To do: Retype each entry. Leave nothing out.

[Opening Records section]

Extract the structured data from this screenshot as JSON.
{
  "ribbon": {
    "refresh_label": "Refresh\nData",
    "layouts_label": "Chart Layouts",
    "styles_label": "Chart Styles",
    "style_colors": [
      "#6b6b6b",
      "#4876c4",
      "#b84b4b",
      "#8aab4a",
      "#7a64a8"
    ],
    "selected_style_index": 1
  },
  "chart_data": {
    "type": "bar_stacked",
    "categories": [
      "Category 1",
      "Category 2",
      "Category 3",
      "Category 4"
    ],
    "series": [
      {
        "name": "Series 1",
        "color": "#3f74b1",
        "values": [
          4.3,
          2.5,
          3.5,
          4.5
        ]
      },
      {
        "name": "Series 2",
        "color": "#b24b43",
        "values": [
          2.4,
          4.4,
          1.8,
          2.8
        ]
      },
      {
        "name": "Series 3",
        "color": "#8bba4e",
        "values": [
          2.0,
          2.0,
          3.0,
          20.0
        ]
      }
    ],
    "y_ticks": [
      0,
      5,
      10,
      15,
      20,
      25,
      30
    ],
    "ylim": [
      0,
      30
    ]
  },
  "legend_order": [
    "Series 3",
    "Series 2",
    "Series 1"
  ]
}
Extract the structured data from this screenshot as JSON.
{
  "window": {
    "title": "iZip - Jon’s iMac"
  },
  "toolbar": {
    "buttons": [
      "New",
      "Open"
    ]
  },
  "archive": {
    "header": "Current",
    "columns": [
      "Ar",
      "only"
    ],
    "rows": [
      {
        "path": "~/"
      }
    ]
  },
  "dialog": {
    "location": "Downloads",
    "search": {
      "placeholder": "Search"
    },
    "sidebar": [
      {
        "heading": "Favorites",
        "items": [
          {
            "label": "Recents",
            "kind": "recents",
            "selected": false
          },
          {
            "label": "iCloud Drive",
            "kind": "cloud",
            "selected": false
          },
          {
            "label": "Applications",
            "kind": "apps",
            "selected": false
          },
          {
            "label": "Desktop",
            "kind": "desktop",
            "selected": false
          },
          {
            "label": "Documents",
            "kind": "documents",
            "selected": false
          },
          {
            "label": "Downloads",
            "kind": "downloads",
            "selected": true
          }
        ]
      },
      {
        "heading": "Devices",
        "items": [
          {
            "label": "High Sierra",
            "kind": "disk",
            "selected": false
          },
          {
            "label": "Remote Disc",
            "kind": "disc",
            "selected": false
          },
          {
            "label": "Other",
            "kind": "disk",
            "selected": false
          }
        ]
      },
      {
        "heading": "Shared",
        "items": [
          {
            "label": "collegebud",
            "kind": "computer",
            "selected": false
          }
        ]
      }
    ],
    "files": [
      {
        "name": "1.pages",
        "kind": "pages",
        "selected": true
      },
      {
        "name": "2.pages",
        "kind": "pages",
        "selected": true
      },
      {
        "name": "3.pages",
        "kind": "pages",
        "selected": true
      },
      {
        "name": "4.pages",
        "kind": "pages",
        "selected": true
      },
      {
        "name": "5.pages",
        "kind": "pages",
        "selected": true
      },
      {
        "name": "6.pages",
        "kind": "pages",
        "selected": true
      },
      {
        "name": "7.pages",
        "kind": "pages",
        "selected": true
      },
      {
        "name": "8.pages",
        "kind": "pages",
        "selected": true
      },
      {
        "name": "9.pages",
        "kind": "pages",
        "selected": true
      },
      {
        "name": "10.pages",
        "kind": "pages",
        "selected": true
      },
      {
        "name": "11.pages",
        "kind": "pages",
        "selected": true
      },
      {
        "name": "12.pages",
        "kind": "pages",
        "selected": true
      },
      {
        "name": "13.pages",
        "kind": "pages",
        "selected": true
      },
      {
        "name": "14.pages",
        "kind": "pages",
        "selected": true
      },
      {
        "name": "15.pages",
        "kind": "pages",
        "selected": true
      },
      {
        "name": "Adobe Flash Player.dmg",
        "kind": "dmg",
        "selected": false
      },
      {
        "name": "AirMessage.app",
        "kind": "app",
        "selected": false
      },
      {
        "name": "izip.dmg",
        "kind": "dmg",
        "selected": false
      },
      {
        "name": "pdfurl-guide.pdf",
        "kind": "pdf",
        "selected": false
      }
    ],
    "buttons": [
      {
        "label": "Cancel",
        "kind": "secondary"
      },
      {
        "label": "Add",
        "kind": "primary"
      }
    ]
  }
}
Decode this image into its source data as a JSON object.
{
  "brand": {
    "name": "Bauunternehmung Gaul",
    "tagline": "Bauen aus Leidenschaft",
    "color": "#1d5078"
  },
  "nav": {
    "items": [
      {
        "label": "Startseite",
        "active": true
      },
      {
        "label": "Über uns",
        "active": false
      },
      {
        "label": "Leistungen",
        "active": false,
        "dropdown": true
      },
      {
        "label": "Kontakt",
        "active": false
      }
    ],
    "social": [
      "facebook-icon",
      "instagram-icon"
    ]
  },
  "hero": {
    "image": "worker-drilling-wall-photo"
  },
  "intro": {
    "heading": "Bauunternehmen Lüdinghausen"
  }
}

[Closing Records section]

Written answer:
Extract the structured data from this screenshot as JSON.
{
  "ribbon": {
    "refresh_label": "Refresh\nData",
    "layouts_label": "Chart Layouts",
    "styles_label": "Chart Styles",
    "style_colors": [
      "#6b6b6b",
      "#4876c4",
      "#b84b4b",
      "#8aab4a",
      "#7a64a8"
    ],
    "selected_style_index": 1
  },
  "chart_data": {
    "type": "bar_stacked",
    "categories": [
      "Category 1",
      "Category 2",
      "Category 3",
      "Category 4"
    ],
    "series": [
      {
        "name": "Series 1",
        "color": "#3f74b1",
        "values": [
          4.3,
          2.5,
          3.5,
          4.5
        ]
      },
      {
        "name": "Series 2",
        "color": "#b24b43",
        "values": [
          2.4,
          4.4,
          1.8,
          2.8
        ]
      },
      {
        "name": "Series 3",
        "color": "#8bba4e",
        "values": [
          2.0,
          2.0,
          3.0,
          20.0
        ]
      }
    ],
    "y_ticks": [
      0,
      5,
      10,
      15,
      20,
      25,
      30
    ],
    "ylim": [
      0,
      30
    ]
  },
  "legend_order": [
    "Series 3",
    "Series 2",
    "Series 1"
  ]
}
Extract the structured data from this screenshot as JSON.
{
  "window": {
    "title": "iZip - Jon’s iMac"
  },
  "toolbar": {
    "buttons": [
      "New",
      "Open"
    ]
  },
  "archive": {
    "header": "Current",
    "columns": [
      "Ar",
      "only"
    ],
    "rows": [
      {
        "path": "~/"
      }
    ]
  },
  "dialog": {
    "location": "Downloads",
    "search": {
      "placeholder": "Search"
    },
    "sidebar": [
      {
        "heading": "Favorites",
        "items": [
          {
            "label": "Recents",
            "kind": "recents",
            "selected": false
          },
          {
            "label": "iCloud Drive",
            "kind": "cloud",
            "selected": false
          },
          {
            "label": "Applications",
            "kind": "apps",
            "selected": false
          },
          {
            "label": "Desktop",
            "kind": "desktop",
            "selected": false
          },
          {
            "label": "Documents",
            "kind": "documents",
            "selected": false
          },
          {
            "label": "Downloads",
            "kind": "downloads",
            "selected": true
          }
        ]
      },
      {
        "heading": "Devices",
        "items": [
          {
            "label": "High Sierra",
            "kind": "disk",
            "selected": false
          },
          {
            "label": "Remote Disc",
            "kind": "disc",
            "selected": false
          },
          {
            "label": "Other",
            "kind": "disk",
            "selected": false
          }
        ]
      },
      {
        "heading": "Shared",
        "items": [
          {
            "label": "collegebud",
            "kind": "computer",
            "selected": false
          }
        ]
      }
    ],
    "files": [
      {
        "name": "1.pages",
        "kind": "pages",
        "selected": true
      },
      {
        "name": "2.pages",
        "kind": "pages",
        "selected": true
      },
      {
        "name": "3.pages",
        "kind": "pages",
        "selected": true
      },
      {
        "name": "4.pages",
        "kind": "pages",
        "selected": true
      },
      {
        "name": "5.pages",
        "kind": "pages",
        "selected": true
      },
      {
        "name": "6.pages",
        "kind": "pages",
        "selected": true
      },
      {
        "name": "7.pages",
        "kind": "pages",
        "selected": true
      },
      {
        "name": "8.pages",
        "kind": "pages",
        "selected": true
      },
      {
        "name": "9.pages",
        "kind": "pages",
        "selected": true
      },
      {
        "name": "10.pages",
        "kind": "pages",
        "selected": true
      },
      {
        "name": "11.pages",
        "kind": "pages",
        "selected": true
      },
      {
        "name": "12.pages",
        "kind": "pages",
        "selected": true
      },
      {
        "name": "13.pages",
        "kind": "pages",
        "selected": true
      },
      {
        "name": "14.pages",
        "kind": "pages",
        "selected": true
      },
      {
        "name": "15.pages",
        "kind": "pages",
        "selected": true
      },
      {
        "name": "Adobe Flash Player.dmg",
        "kind": "dmg",
        "selected": false
      },
      {
        "name": "AirMessage.app",
        "kind": "app",
        "selected": false
      },
      {
        "name": "izip.dmg",
        "kind": "dmg",
        "selected": false
      },
      {
        "name": "pdfurl-guide.pdf",
        "kind": "pdf",
        "selected": false
      }
    ],
    "buttons": [
      {
        "label": "Cancel",
        "kind": "secondary"
      },
      {
        "label": "Add",
        "kind": "primary"
      }
    ]
  }
}
Decode this image into its source data as a JSON object.
{
  "brand": {
    "name": "Bauunternehmung Gaul",
    "tagline": "Bauen aus Leidenschaft",
    "color": "#1d5078"
  },
  "nav": {
    "items": [
      {
        "label": "Startseite",
        "active": true
      },
      {
        "label": "Über uns",
        "active": false
      },
      {
        "label": "Leistungen",
        "active": false,
        "dropdown": true
      },
      {
        "label": "Kontakt",
        "active": false
      }
    ],
    "social": [
      "facebook-icon",
      "instagram-icon"
    ]
  },
  "hero": {
    "image": "worker-drilling-wall-photo"
  },
  "intro": {
    "heading": "Bauunternehmen Lüdinghausen"
  }
}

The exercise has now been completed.